Bermudez brings 'Young Marines' program to Woonsocket

Bermudez brings 'Young Marines' program to Woonsocket

WOONSOCKET - Members of the US Marine Corps are known for their drive, dedication and self-discipline, and they have plenty of knowledge to share - even with an 8-year-old.

A new youth education program known as the Young Marines has arrived in Woonsocket and local kids now have the chance to learn military values and skills from those who have been through the real deal, some former marines.

"Kids need some type of role model - someone to guide them in the right direction," said Edward Bermudez, a former marine who serves as the "unit commander" for the Woonsocket division, headquartered at the CYO Center at 122 Clinton St.

The program aims to improve the mental, moral and physical development of its members, focusing on character building, leadership, and a healthy, drug-free lifestyle.

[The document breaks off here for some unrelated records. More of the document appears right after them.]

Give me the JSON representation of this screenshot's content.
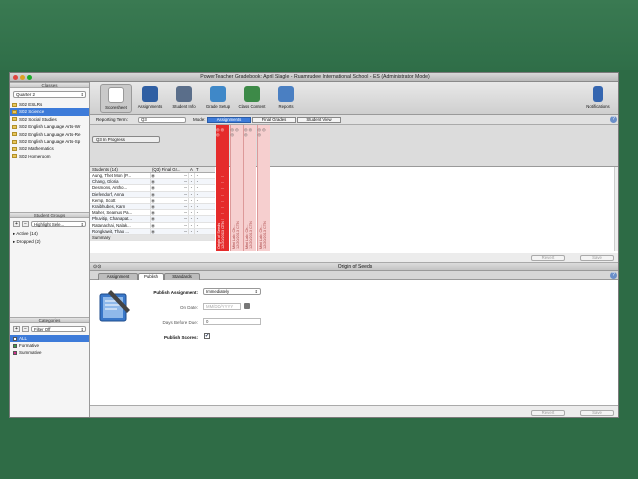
{
  "window": {
    "title": "PowerTeacher Gradebook: April Slagle - Ruamrudee International School - ES (Administrator Mode)"
  },
  "sidebar": {
    "classes_header": "Classes",
    "term": "Quarter 2",
    "classes": [
      {
        "label": "S02 ESLRs",
        "selected": false
      },
      {
        "label": "S02 Science",
        "selected": true
      },
      {
        "label": "S02 Social Studies",
        "selected": false
      },
      {
        "label": "S02 English Language Arts-Wr",
        "selected": false
      },
      {
        "label": "S02 English Language Arts-Re",
        "selected": false
      },
      {
        "label": "S02 English Language Arts-Sp",
        "selected": false
      },
      {
        "label": "S02 Mathematics",
        "selected": false
      },
      {
        "label": "S02 Homeroom",
        "selected": false
      }
    ],
    "student_groups_header": "Student Groups",
    "highlight_select": "Highlight Sele...",
    "groups": [
      "Active (14)",
      "Dropped (2)"
    ],
    "categories_header": "Categories",
    "filter_select": "Filter Off",
    "categories": [
      {
        "label": "ALL",
        "selected": true,
        "color": "#ffffff"
      },
      {
        "label": "Formative",
        "selected": false,
        "color": "#3aa04a"
      },
      {
        "label": "Summative",
        "selected": false,
        "color": "#d4318f"
      }
    ]
  },
  "toolbar": {
    "buttons": [
      {
        "label": "Scoresheet",
        "icon": "scoresheet-icon",
        "selected": true,
        "color": "#c9c9c9"
      },
      {
        "label": "Assignments",
        "icon": "assignments-icon",
        "selected": false,
        "color": "#2f5fa3"
      },
      {
        "label": "Student Info",
        "icon": "student-info-icon",
        "selected": false,
        "color": "#5a6e8a"
      },
      {
        "label": "Grade Setup",
        "icon": "grade-setup-icon",
        "selected": false,
        "color": "#3f88c8"
      },
      {
        "label": "Class Content",
        "icon": "class-content-icon",
        "selected": false,
        "color": "#3d8a48"
      },
      {
        "label": "Reports",
        "icon": "reports-icon",
        "selected": false,
        "color": "#4a7fc2"
      }
    ],
    "notifications_label": "Notifications"
  },
  "subbar": {
    "reporting_term_label": "Reporting Term:",
    "reporting_term_value": "Q3",
    "mode_label": "Mode:",
    "modes": [
      "Assignments",
      "Final Grades",
      "Student View"
    ]
  },
  "grid": {
    "in_progress": "Q3 In Progress",
    "headers": {
      "students": "Students (14)",
      "final": "(Q3) Final Gr...",
      "a": "A",
      "t": "T"
    },
    "students": [
      {
        "name": "Aung, Thet Mon (P...",
        "final": "--"
      },
      {
        "name": "Chang, Gloria",
        "final": "--"
      },
      {
        "name": "Desmons, Antho...",
        "final": "--"
      },
      {
        "name": "Diefendorf, Anna",
        "final": "--"
      },
      {
        "name": "Kemp, Scott",
        "final": "--"
      },
      {
        "name": "Kraibhubes, Karn",
        "final": "--"
      },
      {
        "name": "Maher, Seamus Pa...",
        "final": "--"
      },
      {
        "name": "Phuvitip, Chanapat...",
        "final": "--"
      },
      {
        "name": "Ratanachai, Nalak...",
        "final": "--"
      },
      {
        "name": "Rongkawit, Thao ...",
        "final": "--"
      }
    ],
    "summary_row": "Summary",
    "assignments": [
      {
        "title": "Origin of Seeds",
        "sub": "12/20/2013 CTN",
        "color": "#e52b2b"
      },
      {
        "title": "Mini Lab: Ch...",
        "sub": "12/20/2013 CTN",
        "color": "#f6cfcf"
      },
      {
        "title": "Mini Lab: Ch...",
        "sub": "12/20/2013 CTN",
        "color": "#f6cfcf"
      },
      {
        "title": "Mini Lab: Ch...",
        "sub": "12/20/2013 CTN",
        "color": "#f6cfcf"
      }
    ],
    "revert_label": "Revert",
    "save_label": "Save"
  },
  "panel": {
    "title": "Origin of Seeds",
    "tabs": [
      "Assignment",
      "Publish",
      "Standards"
    ],
    "active_tab": "Publish",
    "publish_assignment_label": "Publish Assignment:",
    "publish_assignment_value": "Immediately",
    "on_date_label": "On Date:",
    "on_date_placeholder": "MM/DD/YYYY",
    "days_before_label": "Days Before Due:",
    "days_before_value": "0",
    "publish_scores_label": "Publish Scores:",
    "publish_scores_checked": true,
    "revert_label": "Revert",
    "save_label": "Save"
  }
}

It also aims to teach the inner values of honor, courage and commitment.

"I believe strongly in this program because it teaches kids to take responsibility for themselves, to respect adults, and to respect the country they live in," Bermudez said.

Boys and girls ages 8 through the completion of high school are eligible to sign up, and the only membership requirement is that the child be in good standing with school. The first unit of the organization was started in 1958 with a handful of boys. The international program has since grown to include 240 units with 10,000 youth and 3,000 adult volunteers in 46 states, the District of Columbia, Germany and Japan, with affiliates in a host of other countries.

Each unit has at least one marine - former, retired, reserve or active duty. Instructors are generally motivated to volunteer because they believe passionately that the values they learned as marines had a positive effect on them, and Bermudez is no exception.

Raised in the Lower East Side in the New York City borough of Manhattan, Bermudez was one of 16 children in a tough neighborhood.

"Drugs were running rampant back then," he said.

"As we got older, we left home. That's the way it worked. If I had stayed in the area I would have ended up dead or on drugs."

At 17 and a half, he joined the Marine Corps, and it changed the course of his life. He went on to a career as a firefighter in Chelsea, Mass., and started his first unit of the Young Marines there.

"It's a small city and the kids didn't have anything constructive to do," he said.

A decade later, Bermudez retired and moved to Woonsocket. He opened the "River Falls" division on Clinton Street in May and has already signed up three members: two girls, ages 11 and 9 and one boy, age 13. In August, he'll hold the unit's first registration drive.

Upon joining, members are expected to take part in "Boot Camp," a 26-hour orientation program spread out over several weeks, where they learn about history, customs, drills physical fitness and military rank order. After graduating from Young Marine "Boot Camp", the kids hold drills and can earn rank. They wear the Young Marine uniform and work toward ribbon awards for achievements in areas like leadership, community service, swimming, academic excellence, first aid and drug resistance education.

During the summer months, Young Marines can attend National programs for leadership courses, adventures, challenges and encampments. Older kids in the program can learn things like survival skills and wilderness training.

"It's about both having fun and learning," said Bermudez.

Currently, Bermudez is running the program with the help of his wife, daughter-in-law, and one other former military soldier who drives in from New Hampshire. He said the program is always in need of volunteers. All adult volunteers for the program are individually screened by the National Headquarters.

To register, kids must pay a $30 registration fee and $10 a month for membership. The Young Marines uniform, Bermudez said, costs around $100. All of the costs go toward supporting the Young Marines on-going activities. Applications will be accepted on Aug. 28 from 6 to 8:30 p.m. at the CYO Center.

For Bermudez, it's all about improving the community he lives in.

"Hopefully we can help some kids to see the light at the end of the tunnel, to graduate, and become good citizens."